■ **REQUIRED ACTION**: Return each line of the records below in which the string "AliExpress" turns up.

BEGIN RECORDED DATA

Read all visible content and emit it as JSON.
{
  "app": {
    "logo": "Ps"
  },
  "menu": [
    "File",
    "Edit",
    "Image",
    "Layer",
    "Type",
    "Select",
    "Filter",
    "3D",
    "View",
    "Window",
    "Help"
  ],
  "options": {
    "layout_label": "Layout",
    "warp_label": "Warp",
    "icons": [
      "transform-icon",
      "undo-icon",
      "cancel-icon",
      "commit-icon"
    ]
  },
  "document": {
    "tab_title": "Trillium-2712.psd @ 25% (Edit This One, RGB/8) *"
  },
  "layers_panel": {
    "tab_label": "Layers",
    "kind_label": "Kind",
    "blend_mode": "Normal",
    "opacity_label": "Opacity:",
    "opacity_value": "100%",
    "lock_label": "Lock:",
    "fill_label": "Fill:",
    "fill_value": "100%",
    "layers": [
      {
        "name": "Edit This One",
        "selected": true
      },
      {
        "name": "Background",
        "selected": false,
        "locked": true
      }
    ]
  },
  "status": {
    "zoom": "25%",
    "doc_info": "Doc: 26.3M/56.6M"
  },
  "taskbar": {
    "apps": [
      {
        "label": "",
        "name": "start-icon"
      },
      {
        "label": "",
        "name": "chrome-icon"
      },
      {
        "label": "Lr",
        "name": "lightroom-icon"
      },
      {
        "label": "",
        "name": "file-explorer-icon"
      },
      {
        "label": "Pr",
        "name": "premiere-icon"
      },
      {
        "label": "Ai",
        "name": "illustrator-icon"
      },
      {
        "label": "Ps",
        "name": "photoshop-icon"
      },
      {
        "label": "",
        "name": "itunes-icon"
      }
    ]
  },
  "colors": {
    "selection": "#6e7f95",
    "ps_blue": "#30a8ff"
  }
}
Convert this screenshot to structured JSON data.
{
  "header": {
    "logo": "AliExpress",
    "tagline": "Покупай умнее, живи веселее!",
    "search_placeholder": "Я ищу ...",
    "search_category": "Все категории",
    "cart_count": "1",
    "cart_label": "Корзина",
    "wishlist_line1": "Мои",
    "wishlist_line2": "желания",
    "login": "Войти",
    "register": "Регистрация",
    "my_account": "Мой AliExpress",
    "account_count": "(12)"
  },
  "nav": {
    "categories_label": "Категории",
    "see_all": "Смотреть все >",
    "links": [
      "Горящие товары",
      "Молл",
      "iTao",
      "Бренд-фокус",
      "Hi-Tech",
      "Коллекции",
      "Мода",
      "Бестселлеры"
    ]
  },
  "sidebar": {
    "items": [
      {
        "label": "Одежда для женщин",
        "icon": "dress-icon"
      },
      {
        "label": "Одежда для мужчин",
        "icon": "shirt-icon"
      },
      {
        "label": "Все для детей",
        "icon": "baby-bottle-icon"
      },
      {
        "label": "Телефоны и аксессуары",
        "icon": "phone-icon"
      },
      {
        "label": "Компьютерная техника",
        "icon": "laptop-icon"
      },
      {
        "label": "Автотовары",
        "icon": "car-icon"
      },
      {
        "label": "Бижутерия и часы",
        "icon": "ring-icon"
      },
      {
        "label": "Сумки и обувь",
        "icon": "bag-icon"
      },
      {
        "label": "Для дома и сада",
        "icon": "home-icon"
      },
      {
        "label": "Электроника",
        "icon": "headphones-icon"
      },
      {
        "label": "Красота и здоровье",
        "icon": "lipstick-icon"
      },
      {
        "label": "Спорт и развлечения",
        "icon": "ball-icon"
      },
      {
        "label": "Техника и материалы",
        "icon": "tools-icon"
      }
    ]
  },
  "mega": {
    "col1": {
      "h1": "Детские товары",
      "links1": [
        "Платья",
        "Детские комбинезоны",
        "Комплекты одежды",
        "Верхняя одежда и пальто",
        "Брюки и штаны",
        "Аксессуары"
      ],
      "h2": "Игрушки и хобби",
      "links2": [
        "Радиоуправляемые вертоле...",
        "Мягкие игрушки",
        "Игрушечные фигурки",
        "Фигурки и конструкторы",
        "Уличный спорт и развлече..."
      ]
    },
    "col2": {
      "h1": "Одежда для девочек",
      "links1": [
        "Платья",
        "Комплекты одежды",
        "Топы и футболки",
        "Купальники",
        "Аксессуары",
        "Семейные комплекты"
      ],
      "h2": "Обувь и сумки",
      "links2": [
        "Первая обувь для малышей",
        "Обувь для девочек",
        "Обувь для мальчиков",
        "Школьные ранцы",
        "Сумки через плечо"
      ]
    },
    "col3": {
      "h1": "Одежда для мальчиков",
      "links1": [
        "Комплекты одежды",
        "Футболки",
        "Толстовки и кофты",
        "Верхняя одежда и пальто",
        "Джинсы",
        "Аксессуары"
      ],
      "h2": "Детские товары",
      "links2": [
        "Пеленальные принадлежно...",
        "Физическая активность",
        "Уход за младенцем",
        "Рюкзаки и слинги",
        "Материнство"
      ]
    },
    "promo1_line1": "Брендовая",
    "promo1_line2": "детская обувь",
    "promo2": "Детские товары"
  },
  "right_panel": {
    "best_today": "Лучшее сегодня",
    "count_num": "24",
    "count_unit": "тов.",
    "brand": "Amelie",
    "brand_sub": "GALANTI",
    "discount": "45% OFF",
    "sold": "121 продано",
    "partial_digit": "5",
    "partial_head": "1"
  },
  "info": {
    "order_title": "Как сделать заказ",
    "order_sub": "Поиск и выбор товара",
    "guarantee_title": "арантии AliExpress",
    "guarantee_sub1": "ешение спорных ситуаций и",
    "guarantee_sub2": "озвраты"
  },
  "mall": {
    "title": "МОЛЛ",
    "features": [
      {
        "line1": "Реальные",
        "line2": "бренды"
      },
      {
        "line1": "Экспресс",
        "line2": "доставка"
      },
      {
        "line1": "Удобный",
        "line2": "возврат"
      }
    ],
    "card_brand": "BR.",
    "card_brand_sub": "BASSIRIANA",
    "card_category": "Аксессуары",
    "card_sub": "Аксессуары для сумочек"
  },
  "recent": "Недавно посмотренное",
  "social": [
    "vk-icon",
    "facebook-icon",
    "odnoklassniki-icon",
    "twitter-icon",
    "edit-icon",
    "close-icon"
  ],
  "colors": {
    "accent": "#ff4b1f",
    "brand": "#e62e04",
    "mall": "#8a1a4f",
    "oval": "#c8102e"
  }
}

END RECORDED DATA

■ **OUTPUT FOR THIS TASK**:
    "logo": "AliExpress",
    "my_account": "Мой AliExpress",
    "guarantee_title": "арантии AliExpress",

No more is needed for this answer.